Development of a petrographic classification system for organic particles affected by self-heating in coal waste. (An ICCP Classification System, Self-heating Working Group - Commission III)


Misz-Kennan M., Kus J., Flores D., Avila C., Buckun Z., Choudhury N., ...Daha Fazla

INTERNATIONAL JOURNAL OF COAL GEOLOGY, cilt.220, 2020 (SCI İndekslerine Giren Dergi) identifier identifier

  • Yayın Türü: Makale / Tam Makale
  • Cilt numarası: 220
  • Basım Tarihi: 2020
  • Doi Numarası: 10.1016/j.coal.2020.103411
  • Dergi Adı: INTERNATIONAL JOURNAL OF COAL GEOLOGY

Özet

Self-heating of coal waste is a major problem in the leading coal-producing and consuming countries, independent of the recent or past coal exploitation history. The phenomenon of self-heating is dependent on many factors such as the properties of organic matter (maceral composition and rank), moisture and pyrite content, climate effects, and storage conditions (shape of the dump or compaction of the coal waste). Once deposited, coal waste undergoes oxidation, which can lead to self-heating with the overall temperatures exceeding 1000 degrees C. During these self-heating processes, both organic and mineral matter undergo oxidative and thermal alterations, being influenced, among others, by the rate of heating as well as by the access of air and moisture. The morphological features of organic matter in coal waste at microscopic scale reflect the thermal conditions within the waste dump. Since 2008, several exercises designed to establish a petrographic classification system of oxidatively- and thermally-altered morphological forms of organic particles present in self-heated coal waste dumps have been carried out within the Self-heating of Coal and Coal Waste Working Group (Self-Heating WG), in Commission III of the International Committee for Coal and Organic Petrology (ICCP). Based on the degree of oxidative and thermal alteration, all assessed organic particles were divided into unaltered particles (huminite, vitrinite, liptinite, and inertinite macerals), altered particles, and newly formed particles (pyrolytic carbon, bitumen, chars, graphite, and coke). Altered particles were further divided according to their optical properties (porous, massive; isotropic, anisotropic). For altered particles the following specific features were distinguished: fractures, fissures, cracks; brighter rims; darker rims; plasticised edges; bands; devolatilisation pores; paler in colour particles.
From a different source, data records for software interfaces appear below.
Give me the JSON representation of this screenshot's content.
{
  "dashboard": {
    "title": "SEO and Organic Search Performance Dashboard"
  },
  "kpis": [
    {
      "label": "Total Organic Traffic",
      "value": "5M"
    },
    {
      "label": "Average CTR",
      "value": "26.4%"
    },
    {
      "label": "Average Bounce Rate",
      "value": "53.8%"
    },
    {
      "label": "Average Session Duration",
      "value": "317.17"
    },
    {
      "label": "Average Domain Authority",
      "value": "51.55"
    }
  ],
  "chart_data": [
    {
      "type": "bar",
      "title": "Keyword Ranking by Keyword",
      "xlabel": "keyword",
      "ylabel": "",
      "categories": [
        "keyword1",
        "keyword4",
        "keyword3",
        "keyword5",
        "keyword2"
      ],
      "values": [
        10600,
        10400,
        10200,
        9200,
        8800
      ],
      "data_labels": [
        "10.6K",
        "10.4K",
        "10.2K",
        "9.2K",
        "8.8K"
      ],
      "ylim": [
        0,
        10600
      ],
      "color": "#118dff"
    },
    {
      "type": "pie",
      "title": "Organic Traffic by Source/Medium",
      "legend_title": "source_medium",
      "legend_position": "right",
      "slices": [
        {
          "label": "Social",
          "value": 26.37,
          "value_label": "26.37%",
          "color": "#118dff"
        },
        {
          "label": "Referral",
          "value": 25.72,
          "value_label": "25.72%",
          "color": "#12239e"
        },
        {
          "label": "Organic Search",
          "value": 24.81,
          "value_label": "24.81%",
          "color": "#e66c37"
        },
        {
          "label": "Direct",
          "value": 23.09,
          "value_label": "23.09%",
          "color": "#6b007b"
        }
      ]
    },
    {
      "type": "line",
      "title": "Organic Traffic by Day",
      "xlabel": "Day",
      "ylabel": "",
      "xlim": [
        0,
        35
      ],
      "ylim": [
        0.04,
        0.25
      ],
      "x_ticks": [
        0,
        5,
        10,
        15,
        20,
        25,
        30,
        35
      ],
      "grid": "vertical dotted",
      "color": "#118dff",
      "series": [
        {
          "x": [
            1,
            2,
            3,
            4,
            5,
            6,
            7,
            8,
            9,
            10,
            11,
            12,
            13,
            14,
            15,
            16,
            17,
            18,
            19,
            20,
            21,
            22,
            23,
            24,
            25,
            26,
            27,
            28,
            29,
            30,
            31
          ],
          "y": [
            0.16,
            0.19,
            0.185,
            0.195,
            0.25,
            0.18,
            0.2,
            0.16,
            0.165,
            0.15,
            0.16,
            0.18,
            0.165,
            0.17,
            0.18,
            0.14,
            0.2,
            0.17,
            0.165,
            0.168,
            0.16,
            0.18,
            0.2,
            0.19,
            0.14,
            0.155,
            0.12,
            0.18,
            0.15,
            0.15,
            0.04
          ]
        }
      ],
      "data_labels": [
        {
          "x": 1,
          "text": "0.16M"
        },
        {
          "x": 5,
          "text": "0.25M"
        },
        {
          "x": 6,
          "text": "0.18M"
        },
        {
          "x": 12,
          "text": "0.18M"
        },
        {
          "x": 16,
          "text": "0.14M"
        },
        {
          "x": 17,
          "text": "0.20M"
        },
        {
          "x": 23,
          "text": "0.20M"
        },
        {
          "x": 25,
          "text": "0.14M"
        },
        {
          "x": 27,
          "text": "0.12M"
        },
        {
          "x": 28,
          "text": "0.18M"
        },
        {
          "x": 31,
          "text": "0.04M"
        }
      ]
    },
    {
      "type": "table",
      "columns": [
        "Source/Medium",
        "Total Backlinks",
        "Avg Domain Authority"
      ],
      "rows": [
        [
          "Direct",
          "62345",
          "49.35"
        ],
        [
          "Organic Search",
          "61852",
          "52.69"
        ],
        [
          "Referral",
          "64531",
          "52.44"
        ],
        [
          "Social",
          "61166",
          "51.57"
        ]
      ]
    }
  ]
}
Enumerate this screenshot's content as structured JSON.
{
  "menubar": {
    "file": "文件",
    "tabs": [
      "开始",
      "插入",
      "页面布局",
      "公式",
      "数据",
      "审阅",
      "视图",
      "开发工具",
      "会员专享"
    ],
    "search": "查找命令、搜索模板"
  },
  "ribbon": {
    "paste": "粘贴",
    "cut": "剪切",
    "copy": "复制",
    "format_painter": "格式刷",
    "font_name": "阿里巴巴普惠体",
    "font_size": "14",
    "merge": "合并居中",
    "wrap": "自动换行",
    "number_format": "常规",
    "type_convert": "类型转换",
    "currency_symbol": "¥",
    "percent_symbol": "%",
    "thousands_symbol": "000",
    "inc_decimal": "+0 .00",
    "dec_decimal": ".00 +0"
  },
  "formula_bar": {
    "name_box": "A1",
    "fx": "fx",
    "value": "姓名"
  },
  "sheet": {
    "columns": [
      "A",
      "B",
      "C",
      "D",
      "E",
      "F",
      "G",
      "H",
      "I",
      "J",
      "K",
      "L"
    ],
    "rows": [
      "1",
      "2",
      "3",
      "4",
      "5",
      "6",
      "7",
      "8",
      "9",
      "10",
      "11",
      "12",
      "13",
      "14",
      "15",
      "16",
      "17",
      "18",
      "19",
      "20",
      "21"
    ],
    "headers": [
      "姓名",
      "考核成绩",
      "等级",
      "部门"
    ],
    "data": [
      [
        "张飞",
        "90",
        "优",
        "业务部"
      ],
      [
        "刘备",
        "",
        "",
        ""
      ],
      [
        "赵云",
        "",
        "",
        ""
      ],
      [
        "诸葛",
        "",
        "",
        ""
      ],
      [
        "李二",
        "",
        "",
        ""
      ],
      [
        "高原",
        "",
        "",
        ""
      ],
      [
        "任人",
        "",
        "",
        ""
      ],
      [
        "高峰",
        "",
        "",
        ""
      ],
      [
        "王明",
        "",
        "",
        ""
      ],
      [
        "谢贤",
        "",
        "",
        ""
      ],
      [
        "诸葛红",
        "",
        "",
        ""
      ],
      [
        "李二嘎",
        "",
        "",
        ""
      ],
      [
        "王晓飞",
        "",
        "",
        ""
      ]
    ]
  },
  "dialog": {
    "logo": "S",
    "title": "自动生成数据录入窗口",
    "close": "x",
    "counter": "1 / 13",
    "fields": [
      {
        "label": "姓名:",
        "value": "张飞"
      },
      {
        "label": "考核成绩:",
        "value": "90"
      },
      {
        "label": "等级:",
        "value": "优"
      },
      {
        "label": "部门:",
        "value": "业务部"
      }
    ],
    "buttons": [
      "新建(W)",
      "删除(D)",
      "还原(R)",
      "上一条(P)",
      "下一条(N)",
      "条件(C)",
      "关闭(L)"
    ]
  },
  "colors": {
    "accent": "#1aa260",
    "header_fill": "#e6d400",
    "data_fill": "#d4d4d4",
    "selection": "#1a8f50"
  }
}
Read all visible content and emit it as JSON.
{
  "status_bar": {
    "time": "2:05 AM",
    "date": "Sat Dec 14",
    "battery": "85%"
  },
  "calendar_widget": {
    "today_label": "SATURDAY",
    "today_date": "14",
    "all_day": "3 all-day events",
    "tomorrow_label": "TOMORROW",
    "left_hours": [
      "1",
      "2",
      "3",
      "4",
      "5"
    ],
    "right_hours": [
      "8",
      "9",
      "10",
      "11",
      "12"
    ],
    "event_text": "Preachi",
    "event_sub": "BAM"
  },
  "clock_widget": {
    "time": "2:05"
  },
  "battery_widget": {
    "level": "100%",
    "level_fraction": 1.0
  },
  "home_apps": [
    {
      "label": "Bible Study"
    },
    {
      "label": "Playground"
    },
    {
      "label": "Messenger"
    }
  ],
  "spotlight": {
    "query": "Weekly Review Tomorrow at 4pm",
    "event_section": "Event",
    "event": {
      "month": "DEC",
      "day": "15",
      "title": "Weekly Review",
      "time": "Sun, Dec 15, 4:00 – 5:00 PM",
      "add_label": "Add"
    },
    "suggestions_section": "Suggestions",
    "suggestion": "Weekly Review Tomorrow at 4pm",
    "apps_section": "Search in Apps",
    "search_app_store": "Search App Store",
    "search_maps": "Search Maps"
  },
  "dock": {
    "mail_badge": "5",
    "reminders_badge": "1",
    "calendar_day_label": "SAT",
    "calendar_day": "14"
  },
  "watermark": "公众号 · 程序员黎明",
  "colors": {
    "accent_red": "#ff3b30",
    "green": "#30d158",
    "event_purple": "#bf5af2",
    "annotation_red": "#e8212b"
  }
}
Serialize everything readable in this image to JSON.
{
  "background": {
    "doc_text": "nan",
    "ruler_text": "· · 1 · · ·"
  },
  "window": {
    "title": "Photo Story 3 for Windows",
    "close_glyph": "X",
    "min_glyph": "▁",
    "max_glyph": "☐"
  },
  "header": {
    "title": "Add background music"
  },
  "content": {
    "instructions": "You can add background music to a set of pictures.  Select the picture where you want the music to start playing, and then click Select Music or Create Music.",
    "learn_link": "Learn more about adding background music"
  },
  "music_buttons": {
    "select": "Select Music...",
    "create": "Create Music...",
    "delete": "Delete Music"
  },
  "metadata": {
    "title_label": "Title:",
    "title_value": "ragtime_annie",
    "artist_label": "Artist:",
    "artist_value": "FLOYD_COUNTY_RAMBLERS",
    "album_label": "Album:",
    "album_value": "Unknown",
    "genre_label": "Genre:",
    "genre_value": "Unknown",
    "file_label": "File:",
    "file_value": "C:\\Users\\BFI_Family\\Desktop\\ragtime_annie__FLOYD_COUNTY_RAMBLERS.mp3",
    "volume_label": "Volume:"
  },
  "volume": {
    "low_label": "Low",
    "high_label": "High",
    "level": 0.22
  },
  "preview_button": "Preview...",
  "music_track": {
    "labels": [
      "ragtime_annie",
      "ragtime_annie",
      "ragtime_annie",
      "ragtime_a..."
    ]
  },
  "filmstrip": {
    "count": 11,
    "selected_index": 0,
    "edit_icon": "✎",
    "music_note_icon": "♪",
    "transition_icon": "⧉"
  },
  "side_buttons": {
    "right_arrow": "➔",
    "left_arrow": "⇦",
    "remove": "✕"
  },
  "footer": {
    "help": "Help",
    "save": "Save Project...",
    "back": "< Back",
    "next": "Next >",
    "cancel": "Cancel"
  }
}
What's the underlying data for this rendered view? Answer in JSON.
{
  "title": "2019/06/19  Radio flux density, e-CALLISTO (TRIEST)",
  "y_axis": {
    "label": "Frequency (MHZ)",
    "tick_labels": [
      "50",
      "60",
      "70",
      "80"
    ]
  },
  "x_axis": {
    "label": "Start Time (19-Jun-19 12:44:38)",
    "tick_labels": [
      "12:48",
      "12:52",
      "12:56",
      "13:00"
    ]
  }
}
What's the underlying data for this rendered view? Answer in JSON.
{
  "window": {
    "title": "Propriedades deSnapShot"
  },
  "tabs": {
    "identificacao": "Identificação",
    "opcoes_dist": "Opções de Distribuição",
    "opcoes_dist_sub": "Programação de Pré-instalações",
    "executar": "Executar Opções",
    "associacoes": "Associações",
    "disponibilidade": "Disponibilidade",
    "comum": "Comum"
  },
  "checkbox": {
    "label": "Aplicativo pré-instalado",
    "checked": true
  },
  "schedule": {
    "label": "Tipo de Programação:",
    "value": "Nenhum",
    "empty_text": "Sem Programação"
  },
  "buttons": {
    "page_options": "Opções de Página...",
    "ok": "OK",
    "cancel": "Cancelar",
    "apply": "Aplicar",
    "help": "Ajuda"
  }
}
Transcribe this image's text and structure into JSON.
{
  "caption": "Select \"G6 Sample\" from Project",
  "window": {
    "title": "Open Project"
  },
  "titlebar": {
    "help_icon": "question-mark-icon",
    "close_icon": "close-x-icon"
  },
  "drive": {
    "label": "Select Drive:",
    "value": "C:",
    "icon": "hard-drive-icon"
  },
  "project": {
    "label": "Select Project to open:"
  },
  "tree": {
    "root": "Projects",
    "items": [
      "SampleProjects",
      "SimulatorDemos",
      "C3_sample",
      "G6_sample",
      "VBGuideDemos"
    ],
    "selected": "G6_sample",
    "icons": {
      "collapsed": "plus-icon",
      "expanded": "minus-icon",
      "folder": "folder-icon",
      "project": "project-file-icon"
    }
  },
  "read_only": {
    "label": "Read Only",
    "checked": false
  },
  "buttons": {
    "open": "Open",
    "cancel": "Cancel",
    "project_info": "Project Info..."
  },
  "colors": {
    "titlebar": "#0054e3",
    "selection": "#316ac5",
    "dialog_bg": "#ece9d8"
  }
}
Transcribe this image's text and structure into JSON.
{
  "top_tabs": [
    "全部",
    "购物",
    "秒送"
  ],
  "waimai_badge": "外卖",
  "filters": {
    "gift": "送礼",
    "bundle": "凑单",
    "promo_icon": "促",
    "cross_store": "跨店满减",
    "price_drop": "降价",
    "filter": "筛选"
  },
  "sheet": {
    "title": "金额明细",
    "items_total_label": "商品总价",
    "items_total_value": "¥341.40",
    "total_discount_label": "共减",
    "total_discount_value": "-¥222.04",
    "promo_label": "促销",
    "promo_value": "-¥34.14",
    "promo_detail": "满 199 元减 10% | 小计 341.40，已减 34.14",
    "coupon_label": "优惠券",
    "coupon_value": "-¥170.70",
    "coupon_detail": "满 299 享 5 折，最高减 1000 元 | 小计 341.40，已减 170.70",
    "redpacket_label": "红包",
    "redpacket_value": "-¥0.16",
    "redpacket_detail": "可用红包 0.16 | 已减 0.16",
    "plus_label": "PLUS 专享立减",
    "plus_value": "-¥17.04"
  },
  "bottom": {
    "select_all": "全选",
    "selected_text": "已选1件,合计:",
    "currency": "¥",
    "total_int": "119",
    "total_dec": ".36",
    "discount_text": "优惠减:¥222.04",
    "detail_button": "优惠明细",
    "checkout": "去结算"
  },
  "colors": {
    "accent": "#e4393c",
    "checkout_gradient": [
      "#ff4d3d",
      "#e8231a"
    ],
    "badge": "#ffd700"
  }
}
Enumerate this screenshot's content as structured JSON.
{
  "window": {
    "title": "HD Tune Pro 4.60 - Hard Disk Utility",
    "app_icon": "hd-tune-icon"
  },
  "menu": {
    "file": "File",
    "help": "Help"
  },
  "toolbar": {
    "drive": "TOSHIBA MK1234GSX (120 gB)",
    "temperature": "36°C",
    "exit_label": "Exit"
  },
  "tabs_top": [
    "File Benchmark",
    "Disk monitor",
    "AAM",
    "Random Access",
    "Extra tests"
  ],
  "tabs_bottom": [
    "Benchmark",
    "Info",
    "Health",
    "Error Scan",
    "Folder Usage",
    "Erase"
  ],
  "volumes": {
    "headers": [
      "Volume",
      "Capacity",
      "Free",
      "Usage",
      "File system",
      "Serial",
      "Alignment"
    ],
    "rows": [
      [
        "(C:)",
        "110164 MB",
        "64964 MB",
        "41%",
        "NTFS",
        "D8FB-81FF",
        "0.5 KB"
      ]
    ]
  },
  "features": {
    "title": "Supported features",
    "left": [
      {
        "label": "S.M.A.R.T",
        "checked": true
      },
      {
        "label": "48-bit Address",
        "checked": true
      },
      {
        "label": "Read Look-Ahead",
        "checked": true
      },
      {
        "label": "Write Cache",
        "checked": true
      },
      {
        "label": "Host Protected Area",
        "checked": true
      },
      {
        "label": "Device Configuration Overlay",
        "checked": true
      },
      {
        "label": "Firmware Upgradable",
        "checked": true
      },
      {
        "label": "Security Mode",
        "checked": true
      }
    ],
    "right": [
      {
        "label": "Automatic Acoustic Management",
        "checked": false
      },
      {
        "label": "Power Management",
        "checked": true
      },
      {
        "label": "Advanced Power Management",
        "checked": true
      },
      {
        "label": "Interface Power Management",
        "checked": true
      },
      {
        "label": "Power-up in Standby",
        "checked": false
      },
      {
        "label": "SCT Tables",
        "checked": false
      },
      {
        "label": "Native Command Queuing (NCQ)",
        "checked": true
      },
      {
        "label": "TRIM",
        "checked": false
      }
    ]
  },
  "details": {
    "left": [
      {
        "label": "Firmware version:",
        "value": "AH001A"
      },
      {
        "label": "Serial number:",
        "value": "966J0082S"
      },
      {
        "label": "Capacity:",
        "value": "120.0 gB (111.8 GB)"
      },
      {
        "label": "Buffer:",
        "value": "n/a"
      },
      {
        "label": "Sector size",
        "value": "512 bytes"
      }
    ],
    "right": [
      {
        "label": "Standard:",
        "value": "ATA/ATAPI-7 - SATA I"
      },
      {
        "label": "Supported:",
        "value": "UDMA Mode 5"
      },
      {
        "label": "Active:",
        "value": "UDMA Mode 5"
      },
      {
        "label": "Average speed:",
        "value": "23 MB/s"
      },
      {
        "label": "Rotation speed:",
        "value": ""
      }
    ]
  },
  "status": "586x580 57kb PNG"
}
The final petrographic classification of oxidatively- and thermally-altered morphological forms of organic particles in coal waste dumps was established as a result of the successively performed Round Robin Exercises 2008-2017. The selected criteria and categories proved the high performance of the analysts characterised by a minor bias. The proposed petrographic classification system based on petrographic methods represents a useful way to characterize the undesirable phenomena occurring in coal waste dumps. Microscopic analyses and application of the petrographic classification system for organic particles affected by self-heating in coal waste offers the identification, documentation and monitoring of coal waste oxidation, self-ignition and combustion processes. It also enables a selection and application of appropriate measures to delay or even prevent undesired environmental impacts. The established classification system may assist in the air quality monitoring and assessment of burning waste dump sites and, thus, provide a relevant support in the environmental management of the disposal sites related to coal mining. The classification system can provide an important instrument for environmental protection agencies to increase the effectiveness of measures applied in fire hazard combating. The proposed classification of oxidatively- and thermally-altered morphological forms of organic particles in coal waste dumps can be applied on self-heating coal waste or mining dumps research, being a useful tool for coal waste managements performed by environmental agencies responsible for the landfill managements and monitoring of waste dumps.